§ Recorded data:
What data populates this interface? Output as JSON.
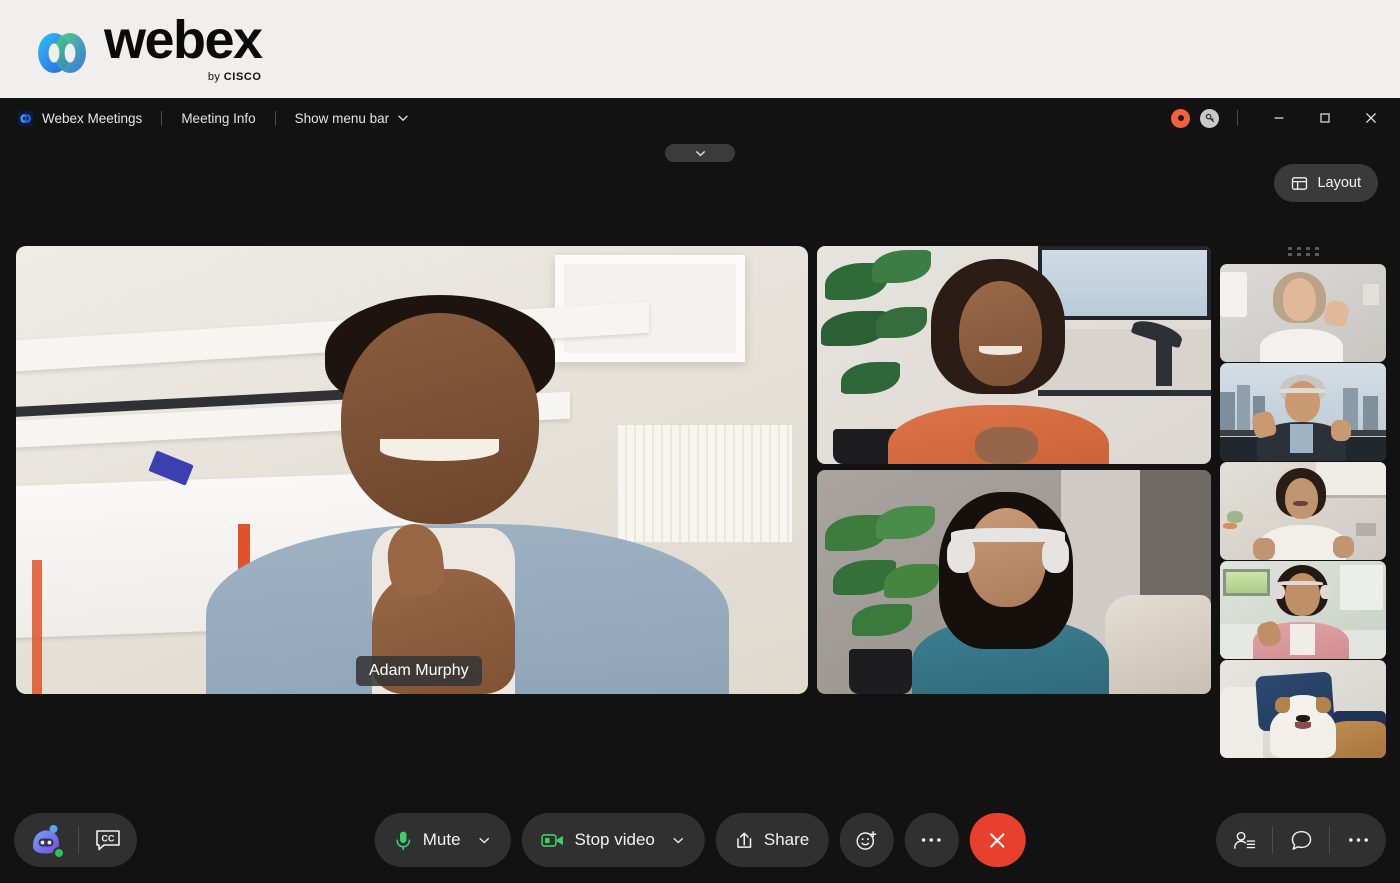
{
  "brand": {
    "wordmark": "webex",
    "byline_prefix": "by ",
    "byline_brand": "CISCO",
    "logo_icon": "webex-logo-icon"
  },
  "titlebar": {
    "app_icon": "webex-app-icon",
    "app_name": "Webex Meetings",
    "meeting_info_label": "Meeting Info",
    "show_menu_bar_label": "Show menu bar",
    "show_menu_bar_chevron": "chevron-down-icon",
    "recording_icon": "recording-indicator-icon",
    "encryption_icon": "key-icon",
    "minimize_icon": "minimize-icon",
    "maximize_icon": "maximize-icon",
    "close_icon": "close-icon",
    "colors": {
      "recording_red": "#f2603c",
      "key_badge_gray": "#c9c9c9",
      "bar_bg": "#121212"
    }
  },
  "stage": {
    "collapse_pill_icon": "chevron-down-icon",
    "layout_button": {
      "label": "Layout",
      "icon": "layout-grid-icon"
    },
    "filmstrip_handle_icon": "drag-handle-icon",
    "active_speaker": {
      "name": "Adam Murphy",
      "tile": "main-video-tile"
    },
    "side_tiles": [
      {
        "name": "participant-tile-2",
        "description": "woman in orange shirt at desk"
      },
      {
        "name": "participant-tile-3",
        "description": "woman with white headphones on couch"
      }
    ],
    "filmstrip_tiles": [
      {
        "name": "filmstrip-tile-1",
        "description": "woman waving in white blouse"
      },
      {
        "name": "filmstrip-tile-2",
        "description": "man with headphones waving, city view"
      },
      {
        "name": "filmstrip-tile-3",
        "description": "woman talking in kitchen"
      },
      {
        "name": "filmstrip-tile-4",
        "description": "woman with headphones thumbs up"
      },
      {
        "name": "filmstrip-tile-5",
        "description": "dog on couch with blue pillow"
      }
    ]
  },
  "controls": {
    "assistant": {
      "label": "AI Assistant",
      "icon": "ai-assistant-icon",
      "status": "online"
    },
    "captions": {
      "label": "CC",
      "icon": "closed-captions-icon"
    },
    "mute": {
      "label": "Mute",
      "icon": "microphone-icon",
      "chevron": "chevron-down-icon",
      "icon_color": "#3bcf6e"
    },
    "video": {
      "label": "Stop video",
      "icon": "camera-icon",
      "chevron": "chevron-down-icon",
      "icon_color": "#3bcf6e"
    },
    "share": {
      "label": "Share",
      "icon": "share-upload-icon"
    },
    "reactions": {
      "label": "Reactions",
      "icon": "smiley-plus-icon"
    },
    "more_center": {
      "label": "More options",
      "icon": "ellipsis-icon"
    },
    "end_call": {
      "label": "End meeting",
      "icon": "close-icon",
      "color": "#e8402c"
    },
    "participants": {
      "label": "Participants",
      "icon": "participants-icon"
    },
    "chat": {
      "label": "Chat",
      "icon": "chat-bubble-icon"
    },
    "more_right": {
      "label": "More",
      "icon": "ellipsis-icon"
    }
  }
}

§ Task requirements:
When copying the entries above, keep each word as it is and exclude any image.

§ Response to the exercise:
What data populates this interface? Output as JSON.
{
  "brand": {
    "wordmark": "webex",
    "byline_prefix": "by ",
    "byline_brand": "CISCO",
    "logo_icon": "webex-logo-icon"
  },
  "titlebar": {
    "app_icon": "webex-app-icon",
    "app_name": "Webex Meetings",
    "meeting_info_label": "Meeting Info",
    "show_menu_bar_label": "Show menu bar",
    "show_menu_bar_chevron": "chevron-down-icon",
    "recording_icon": "recording-indicator-icon",
    "encryption_icon": "key-icon",
    "minimize_icon": "minimize-icon",
    "maximize_icon": "maximize-icon",
    "close_icon": "close-icon",
    "colors": {
      "recording_red": "#f2603c",
      "key_badge_gray": "#c9c9c9",
      "bar_bg": "#121212"
    }
  },
  "stage": {
    "collapse_pill_icon": "chevron-down-icon",
    "layout_button": {
      "label": "Layout",
      "icon": "layout-grid-icon"
    },
    "filmstrip_handle_icon": "drag-handle-icon",
    "active_speaker": {
      "name": "Adam Murphy",
      "tile": "main-video-tile"
    },
    "side_tiles": [
      {
        "name": "participant-tile-2",
        "description": "woman in orange shirt at desk"
      },
      {
        "name": "participant-tile-3",
        "description": "woman with white headphones on couch"
      }
    ],
    "filmstrip_tiles": [
      {
        "name": "filmstrip-tile-1",
        "description": "woman waving in white blouse"
      },
      {
        "name": "filmstrip-tile-2",
        "description": "man with headphones waving, city view"
      },
      {
        "name": "filmstrip-tile-3",
        "description": "woman talking in kitchen"
      },
      {
        "name": "filmstrip-tile-4",
        "description": "woman with headphones thumbs up"
      },
      {
        "name": "filmstrip-tile-5",
        "description": "dog on couch with blue pillow"
      }
    ]
  },
  "controls": {
    "assistant": {
      "label": "AI Assistant",
      "icon": "ai-assistant-icon",
      "status": "online"
    },
    "captions": {
      "label": "CC",
      "icon": "closed-captions-icon"
    },
    "mute": {
      "label": "Mute",
      "icon": "microphone-icon",
      "chevron": "chevron-down-icon",
      "icon_color": "#3bcf6e"
    },
    "video": {
      "label": "Stop video",
      "icon": "camera-icon",
      "chevron": "chevron-down-icon",
      "icon_color": "#3bcf6e"
    },
    "share": {
      "label": "Share",
      "icon": "share-upload-icon"
    },
    "reactions": {
      "label": "Reactions",
      "icon": "smiley-plus-icon"
    },
    "more_center": {
      "label": "More options",
      "icon": "ellipsis-icon"
    },
    "end_call": {
      "label": "End meeting",
      "icon": "close-icon",
      "color": "#e8402c"
    },
    "participants": {
      "label": "Participants",
      "icon": "participants-icon"
    },
    "chat": {
      "label": "Chat",
      "icon": "chat-bubble-icon"
    },
    "more_right": {
      "label": "More",
      "icon": "ellipsis-icon"
    }
  }
}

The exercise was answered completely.